Items from a dataset.
* * *

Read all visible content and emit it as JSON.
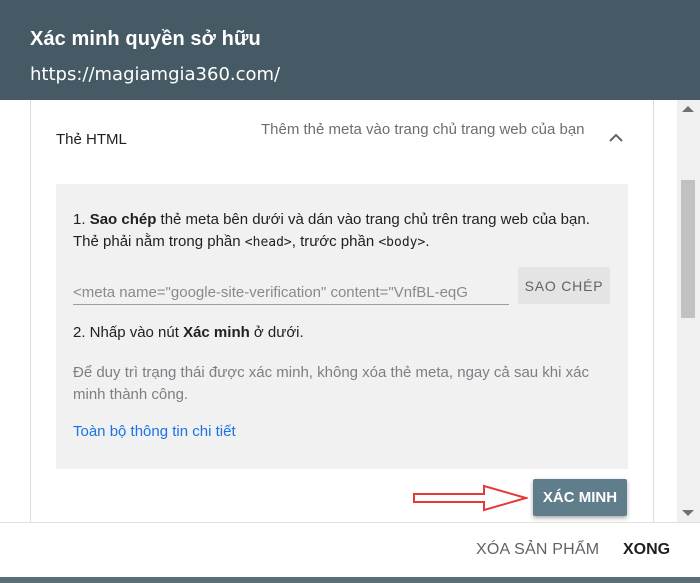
{
  "dialog": {
    "title": "Xác minh quyền sở hữu",
    "url": "https://magiamgia360.com/"
  },
  "method": {
    "name": "Thẻ HTML",
    "description": "Thêm thẻ meta vào trang chủ trang web của bạn"
  },
  "steps": {
    "step1_num": "1. ",
    "step1_bold": "Sao chép",
    "step1_text": " thẻ meta bên dưới và dán vào trang chủ trên trang web của bạn. Thẻ phải nằm trong phần ",
    "step1_head": "<head>",
    "step1_mid": ", trước phần ",
    "step1_body": "<body>",
    "step1_end": ".",
    "meta_value": "<meta name=\"google-site-verification\" content=\"VnfBL-eqG",
    "copy_label": "SAO CHÉP",
    "step2_text": "2. Nhấp vào nút ",
    "step2_bold": "Xác minh",
    "step2_end": " ở dưới.",
    "note": "Để duy trì trạng thái được xác minh, không xóa thẻ meta, ngay cả sau khi xác minh thành công.",
    "details_link": "Toàn bộ thông tin chi tiết"
  },
  "verify_label": "XÁC MINH",
  "footer": {
    "remove_label": "XÓA SẢN PHẨM",
    "close_label": "XONG"
  },
  "icons": {
    "chevron": "chevron-up-icon",
    "arrow": "arrow-right-icon"
  },
  "colors": {
    "header_bg": "#455a64",
    "verify_bg": "#607d8b",
    "link": "#1a73e8",
    "arrow": "#e53935"
  }
}
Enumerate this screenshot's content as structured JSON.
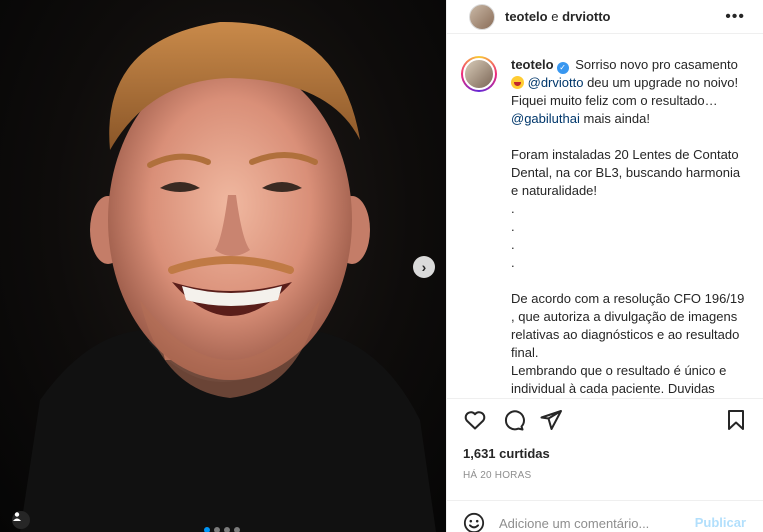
{
  "post": {
    "header": {
      "authors_primary": "teotelo",
      "authors_sep": "e",
      "authors_secondary": "drviotto",
      "more_icon": "more-horizontal-icon"
    },
    "caption": {
      "username": "teotelo",
      "line1": "Sorriso novo pro casamento",
      "mention1": "@drviotto",
      "line2": "deu um upgrade no noivo! Fiquei muito feliz com o resultado…",
      "mention2": "@gabiluthai",
      "line3": "mais ainda!",
      "para2": "Foram instaladas 20 Lentes de Contato Dental, na cor BL3, buscando harmonia e naturalidade!",
      "dot": ".",
      "para3": "De acordo com a resolução CFO 196/19 , que autoriza a divulgação de imagens relativas ao diagnósticos e ao resultado final.",
      "para4": "Lembrando que o resultado é único e individual à cada paciente. Duvidas"
    },
    "likes": "1,631 curtidas",
    "timestamp": "HÁ 20 HORAS",
    "comment": {
      "placeholder": "Adicione um comentário...",
      "publish_label": "Publicar"
    },
    "carousel": {
      "slides": 4,
      "active": 1
    }
  },
  "colors": {
    "accent": "#0095f6",
    "verified": "#3897f0",
    "mention": "#00376b",
    "publish_disabled": "#b2dffc"
  }
}
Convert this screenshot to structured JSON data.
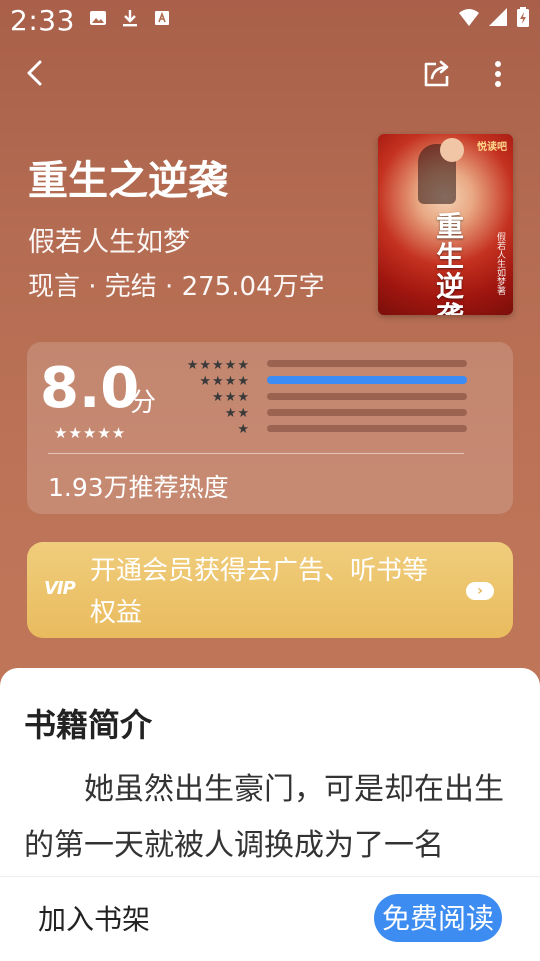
{
  "status_bar": {
    "time": "2:33",
    "left_icons": [
      "image-icon",
      "download-icon",
      "font-icon"
    ],
    "right_icons": [
      "wifi-icon",
      "signal-icon",
      "battery-charging-icon"
    ]
  },
  "nav": {
    "back_icon": "chevron-left-icon",
    "share_icon": "share-icon",
    "more_icon": "more-vertical-icon"
  },
  "book": {
    "title": "重生之逆袭",
    "author": "假若人生如梦",
    "meta": "现言 · 完结 · 275.04万字",
    "cover": {
      "title_vertical": "重生逆袭",
      "author_vertical": "假若人生如梦著",
      "brand": "悦读吧"
    }
  },
  "rating": {
    "score": "8.0",
    "unit": "分",
    "stars_display": "★★★★★",
    "distribution": [
      {
        "stars": "★★★★★",
        "fraction": 0.0
      },
      {
        "stars": "★★★★",
        "fraction": 1.0
      },
      {
        "stars": "★★★",
        "fraction": 0.0
      },
      {
        "stars": "★★",
        "fraction": 0.0
      },
      {
        "stars": "★",
        "fraction": 0.0
      }
    ],
    "popularity": "1.93万推荐热度"
  },
  "vip_banner": {
    "badge": "VIP",
    "text": "开通会员获得去广告、听书等权益",
    "arrow_icon": "chevron-right-icon",
    "accent_color": "#e9bb5e"
  },
  "intro": {
    "heading": "书籍简介",
    "text": "她虽然出生豪门，可是却在出生的第一天就被人调换成为了一名"
  },
  "bottom_bar": {
    "add_shelf": "加入书架",
    "read_free": "免费阅读",
    "accent_color": "#3c8cf1"
  }
}
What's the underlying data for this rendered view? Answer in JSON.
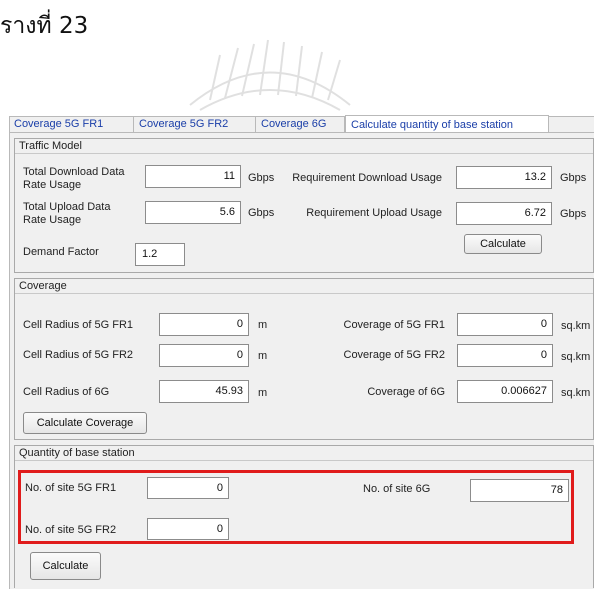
{
  "heading": "รางที่ 23",
  "tabs": [
    {
      "label": "Coverage 5G FR1"
    },
    {
      "label": "Coverage 5G FR2"
    },
    {
      "label": "Coverage 6G"
    },
    {
      "label": "Calculate quantity of base station",
      "active": true
    }
  ],
  "traffic": {
    "title": "Traffic Model",
    "total_download_label": "Total Download Data Rate Usage",
    "total_download_value": "11",
    "total_download_unit": "Gbps",
    "req_download_label": "Requirement Download Usage",
    "req_download_value": "13.2",
    "req_download_unit": "Gbps",
    "total_upload_label": "Total Upload Data Rate Usage",
    "total_upload_value": "5.6",
    "total_upload_unit": "Gbps",
    "req_upload_label": "Requirement Upload Usage",
    "req_upload_value": "6.72",
    "req_upload_unit": "Gbps",
    "demand_label": "Demand Factor",
    "demand_value": "1.2",
    "calculate_label": "Calculate"
  },
  "coverage": {
    "title": "Coverage",
    "radius_fr1_label": "Cell Radius of 5G FR1",
    "radius_fr1_value": "0",
    "radius_fr2_label": "Cell Radius of 5G FR2",
    "radius_fr2_value": "0",
    "radius_6g_label": "Cell Radius of 6G",
    "radius_6g_value": "45.93",
    "radius_unit": "m",
    "cov_fr1_label": "Coverage of 5G FR1",
    "cov_fr1_value": "0",
    "cov_fr2_label": "Coverage of 5G FR2",
    "cov_fr2_value": "0",
    "cov_6g_label": "Coverage of 6G",
    "cov_6g_value": "0.006627",
    "cov_unit": "sq.km",
    "calculate_label": "Calculate Coverage"
  },
  "quantity": {
    "title": "Quantity of base station",
    "site_fr1_label": "No. of site 5G FR1",
    "site_fr1_value": "0",
    "site_fr2_label": "No. of site 5G FR2",
    "site_fr2_value": "0",
    "site_6g_label": "No. of site 6G",
    "site_6g_value": "78",
    "calculate_label": "Calculate"
  },
  "colors": {
    "highlight": "#e01b1b",
    "tab_text": "#1a3ea8",
    "panel_bg": "#f0f0f0"
  }
}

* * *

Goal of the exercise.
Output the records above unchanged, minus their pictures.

Task response.
Read all visible content and emit it as JSON.
{
  "dialog": {
    "title": "Xác minh quyền sở hữu",
    "url": "https://magiamgia360.com/"
  },
  "method": {
    "name": "Thẻ HTML",
    "description": "Thêm thẻ meta vào trang chủ trang web của bạn"
  },
  "steps": {
    "step1_num": "1. ",
    "step1_bold": "Sao chép",
    "step1_text": " thẻ meta bên dưới và dán vào trang chủ trên trang web của bạn. Thẻ phải nằm trong phần ",
    "step1_head": "<head>",
    "step1_mid": ", trước phần ",
    "step1_body": "<body>",
    "step1_end": ".",
    "meta_value": "<meta name=\"google-site-verification\" content=\"VnfBL-eqG",
    "copy_label": "SAO CHÉP",
    "step2_text": "2. Nhấp vào nút ",
    "step2_bold": "Xác minh",
    "step2_end": " ở dưới.",
    "note": "Để duy trì trạng thái được xác minh, không xóa thẻ meta, ngay cả sau khi xác minh thành công.",
    "details_link": "Toàn bộ thông tin chi tiết"
  },
  "verify_label": "XÁC MINH",
  "footer": {
    "remove_label": "XÓA SẢN PHẨM",
    "close_label": "XONG"
  },
  "icons": {
    "chevron": "chevron-up-icon",
    "arrow": "arrow-right-icon"
  },
  "colors": {
    "header_bg": "#455a64",
    "verify_bg": "#607d8b",
    "link": "#1a73e8",
    "arrow": "#e53935"
  }
}
Enumerate this screenshot's content as structured JSON.
{
  "post": {
    "header": {
      "authors_primary": "teotelo",
      "authors_sep": "e",
      "authors_secondary": "drviotto",
      "more_icon": "more-horizontal-icon"
    },
    "caption": {
      "username": "teotelo",
      "line1": "Sorriso novo pro casamento",
      "mention1": "@drviotto",
      "line2": "deu um upgrade no noivo! Fiquei muito feliz com o resultado…",
      "mention2": "@gabiluthai",
      "line3": "mais ainda!",
      "para2": "Foram instaladas 20 Lentes de Contato Dental, na cor BL3, buscando harmonia e naturalidade!",
      "dot": ".",
      "para3": "De acordo com a resolução CFO 196/19 , que autoriza a divulgação de imagens relativas ao diagnósticos e ao resultado final.",
      "para4": "Lembrando que o resultado é único e individual à cada paciente. Duvidas"
    },
    "likes": "1,631 curtidas",
    "timestamp": "HÁ 20 HORAS",
    "comment": {
      "placeholder": "Adicione um comentário...",
      "publish_label": "Publicar"
    },
    "carousel": {
      "slides": 4,
      "active": 1
    }
  },
  "colors": {
    "accent": "#0095f6",
    "verified": "#3897f0",
    "mention": "#00376b",
    "publish_disabled": "#b2dffc"
  }
}
Convert this screenshot to structured JSON data.
{
  "status_bar": {
    "time": "2:33",
    "left_icons": [
      "image-icon",
      "download-icon",
      "font-icon"
    ],
    "right_icons": [
      "wifi-icon",
      "signal-icon",
      "battery-charging-icon"
    ]
  },
  "nav": {
    "back_icon": "chevron-left-icon",
    "share_icon": "share-icon",
    "more_icon": "more-vertical-icon"
  },
  "book": {
    "title": "重生之逆袭",
    "author": "假若人生如梦",
    "meta": "现言 · 完结 · 275.04万字",
    "cover": {
      "title_vertical": "重生逆袭",
      "author_vertical": "假若人生如梦著",
      "brand": "悦读吧"
    }
  },
  "rating": {
    "score": "8.0",
    "unit": "分",
    "stars_display": "★★★★★",
    "distribution": [
      {
        "stars": "★★★★★",
        "fraction": 0.0
      },
      {
        "stars": "★★★★",
        "fraction": 1.0
      },
      {
        "stars": "★★★",
        "fraction": 0.0
      },
      {
        "stars": "★★",
        "fraction": 0.0
      },
      {
        "stars": "★",
        "fraction": 0.0
      }
    ],
    "popularity": "1.93万推荐热度"
  },
  "vip_banner": {
    "badge": "VIP",
    "text": "开通会员获得去广告、听书等权益",
    "arrow_icon": "chevron-right-icon",
    "accent_color": "#e9bb5e"
  },
  "intro": {
    "heading": "书籍简介",
    "text": "她虽然出生豪门，可是却在出生的第一天就被人调换成为了一名"
  },
  "bottom_bar": {
    "add_shelf": "加入书架",
    "read_free": "免费阅读",
    "accent_color": "#3c8cf1"
  }
}
What's the underlying data for this rendered view? Answer in JSON.
{
  "heading": "รางที่ 23",
  "tabs": [
    {
      "label": "Coverage 5G FR1"
    },
    {
      "label": "Coverage 5G FR2"
    },
    {
      "label": "Coverage 6G"
    },
    {
      "label": "Calculate quantity of base station",
      "active": true
    }
  ],
  "traffic": {
    "title": "Traffic Model",
    "total_download_label": "Total Download Data Rate Usage",
    "total_download_value": "11",
    "total_download_unit": "Gbps",
    "req_download_label": "Requirement Download Usage",
    "req_download_value": "13.2",
    "req_download_unit": "Gbps",
    "total_upload_label": "Total Upload Data Rate Usage",
    "total_upload_value": "5.6",
    "total_upload_unit": "Gbps",
    "req_upload_label": "Requirement Upload Usage",
    "req_upload_value": "6.72",
    "req_upload_unit": "Gbps",
    "demand_label": "Demand Factor",
    "demand_value": "1.2",
    "calculate_label": "Calculate"
  },
  "coverage": {
    "title": "Coverage",
    "radius_fr1_label": "Cell Radius of 5G FR1",
    "radius_fr1_value": "0",
    "radius_fr2_label": "Cell Radius of 5G FR2",
    "radius_fr2_value": "0",
    "radius_6g_label": "Cell Radius of 6G",
    "radius_6g_value": "45.93",
    "radius_unit": "m",
    "cov_fr1_label": "Coverage of 5G FR1",
    "cov_fr1_value": "0",
    "cov_fr2_label": "Coverage of 5G FR2",
    "cov_fr2_value": "0",
    "cov_6g_label": "Coverage of 6G",
    "cov_6g_value": "0.006627",
    "cov_unit": "sq.km",
    "calculate_label": "Calculate Coverage"
  },
  "quantity": {
    "title": "Quantity of base station",
    "site_fr1_label": "No. of site 5G FR1",
    "site_fr1_value": "0",
    "site_fr2_label": "No. of site 5G FR2",
    "site_fr2_value": "0",
    "site_6g_label": "No. of site 6G",
    "site_6g_value": "78",
    "calculate_label": "Calculate"
  },
  "colors": {
    "highlight": "#e01b1b",
    "tab_text": "#1a3ea8",
    "panel_bg": "#f0f0f0"
  }
}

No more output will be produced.